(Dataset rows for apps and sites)
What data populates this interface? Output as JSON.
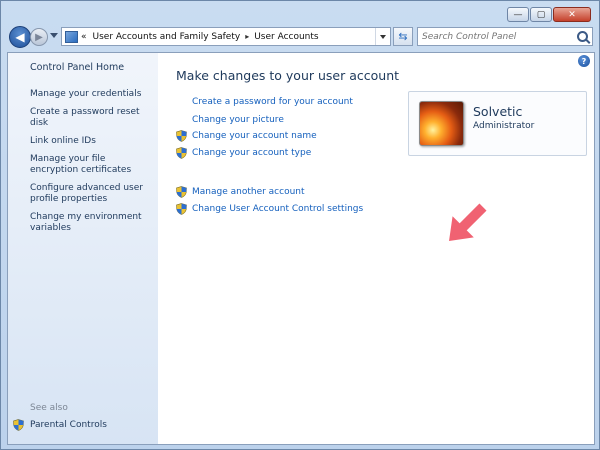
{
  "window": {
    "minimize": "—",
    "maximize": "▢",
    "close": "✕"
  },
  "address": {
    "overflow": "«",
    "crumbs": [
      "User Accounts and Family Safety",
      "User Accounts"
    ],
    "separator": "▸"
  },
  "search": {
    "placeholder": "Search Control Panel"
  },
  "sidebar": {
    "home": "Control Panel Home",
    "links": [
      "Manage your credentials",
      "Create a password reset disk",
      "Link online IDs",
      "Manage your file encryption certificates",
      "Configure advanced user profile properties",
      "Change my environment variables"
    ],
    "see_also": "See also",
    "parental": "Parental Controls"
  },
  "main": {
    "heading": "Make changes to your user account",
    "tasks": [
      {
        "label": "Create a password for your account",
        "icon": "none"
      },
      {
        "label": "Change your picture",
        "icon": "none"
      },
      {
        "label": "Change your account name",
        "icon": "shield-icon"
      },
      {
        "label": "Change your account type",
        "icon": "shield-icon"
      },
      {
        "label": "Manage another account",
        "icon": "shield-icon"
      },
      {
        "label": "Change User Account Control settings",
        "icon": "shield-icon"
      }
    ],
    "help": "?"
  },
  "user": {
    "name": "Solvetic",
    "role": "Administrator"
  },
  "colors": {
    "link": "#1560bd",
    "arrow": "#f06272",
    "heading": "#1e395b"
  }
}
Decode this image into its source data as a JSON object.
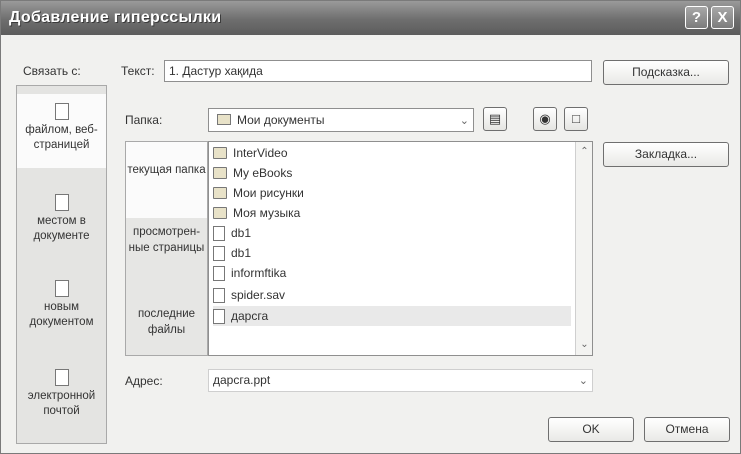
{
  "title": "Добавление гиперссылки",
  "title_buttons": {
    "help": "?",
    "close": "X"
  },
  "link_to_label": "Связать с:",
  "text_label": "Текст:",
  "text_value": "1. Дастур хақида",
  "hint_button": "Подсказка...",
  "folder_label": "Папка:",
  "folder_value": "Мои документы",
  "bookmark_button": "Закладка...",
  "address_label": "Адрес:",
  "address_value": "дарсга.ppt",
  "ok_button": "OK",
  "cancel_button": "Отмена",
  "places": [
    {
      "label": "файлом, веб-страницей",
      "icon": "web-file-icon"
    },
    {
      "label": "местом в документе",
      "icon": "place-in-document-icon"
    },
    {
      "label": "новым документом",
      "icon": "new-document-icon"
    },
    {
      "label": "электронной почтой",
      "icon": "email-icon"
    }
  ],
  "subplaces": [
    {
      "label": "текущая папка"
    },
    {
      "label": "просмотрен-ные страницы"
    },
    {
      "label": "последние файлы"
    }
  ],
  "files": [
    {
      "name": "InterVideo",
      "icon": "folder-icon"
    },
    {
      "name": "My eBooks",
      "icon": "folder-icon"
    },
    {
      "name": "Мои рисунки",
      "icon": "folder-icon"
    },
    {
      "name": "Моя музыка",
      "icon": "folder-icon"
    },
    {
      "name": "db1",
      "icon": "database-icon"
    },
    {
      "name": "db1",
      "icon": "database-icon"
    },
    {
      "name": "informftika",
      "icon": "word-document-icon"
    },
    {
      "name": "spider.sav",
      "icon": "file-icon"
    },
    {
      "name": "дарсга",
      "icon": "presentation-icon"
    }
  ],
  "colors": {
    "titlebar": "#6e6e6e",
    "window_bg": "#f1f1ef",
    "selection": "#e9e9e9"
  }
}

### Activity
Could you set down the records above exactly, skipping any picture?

### Exercise output
What data populates this interface? Output as JSON.
{
  "window": {
    "minimize": "—",
    "maximize": "▢",
    "close": "✕"
  },
  "address": {
    "overflow": "«",
    "crumbs": [
      "User Accounts and Family Safety",
      "User Accounts"
    ],
    "separator": "▸"
  },
  "search": {
    "placeholder": "Search Control Panel"
  },
  "sidebar": {
    "home": "Control Panel Home",
    "links": [
      "Manage your credentials",
      "Create a password reset disk",
      "Link online IDs",
      "Manage your file encryption certificates",
      "Configure advanced user profile properties",
      "Change my environment variables"
    ],
    "see_also": "See also",
    "parental": "Parental Controls"
  },
  "main": {
    "heading": "Make changes to your user account",
    "tasks": [
      {
        "label": "Create a password for your account",
        "icon": "none"
      },
      {
        "label": "Change your picture",
        "icon": "none"
      },
      {
        "label": "Change your account name",
        "icon": "shield-icon"
      },
      {
        "label": "Change your account type",
        "icon": "shield-icon"
      },
      {
        "label": "Manage another account",
        "icon": "shield-icon"
      },
      {
        "label": "Change User Account Control settings",
        "icon": "shield-icon"
      }
    ],
    "help": "?"
  },
  "user": {
    "name": "Solvetic",
    "role": "Administrator"
  },
  "colors": {
    "link": "#1560bd",
    "arrow": "#f06272",
    "heading": "#1e395b"
  }
}
Decode this image into its source data as a JSON object.
{
  "title": "Добавление гиперссылки",
  "title_buttons": {
    "help": "?",
    "close": "X"
  },
  "link_to_label": "Связать с:",
  "text_label": "Текст:",
  "text_value": "1. Дастур хақида",
  "hint_button": "Подсказка...",
  "folder_label": "Папка:",
  "folder_value": "Мои документы",
  "bookmark_button": "Закладка...",
  "address_label": "Адрес:",
  "address_value": "дарсга.ppt",
  "ok_button": "OK",
  "cancel_button": "Отмена",
  "places": [
    {
      "label": "файлом, веб-страницей",
      "icon": "web-file-icon"
    },
    {
      "label": "местом в документе",
      "icon": "place-in-document-icon"
    },
    {
      "label": "новым документом",
      "icon": "new-document-icon"
    },
    {
      "label": "электронной почтой",
      "icon": "email-icon"
    }
  ],
  "subplaces": [
    {
      "label": "текущая папка"
    },
    {
      "label": "просмотрен-ные страницы"
    },
    {
      "label": "последние файлы"
    }
  ],
  "files": [
    {
      "name": "InterVideo",
      "icon": "folder-icon"
    },
    {
      "name": "My eBooks",
      "icon": "folder-icon"
    },
    {
      "name": "Мои рисунки",
      "icon": "folder-icon"
    },
    {
      "name": "Моя музыка",
      "icon": "folder-icon"
    },
    {
      "name": "db1",
      "icon": "database-icon"
    },
    {
      "name": "db1",
      "icon": "database-icon"
    },
    {
      "name": "informftika",
      "icon": "word-document-icon"
    },
    {
      "name": "spider.sav",
      "icon": "file-icon"
    },
    {
      "name": "дарсга",
      "icon": "presentation-icon"
    }
  ],
  "colors": {
    "titlebar": "#6e6e6e",
    "window_bg": "#f1f1ef",
    "selection": "#e9e9e9"
  }
}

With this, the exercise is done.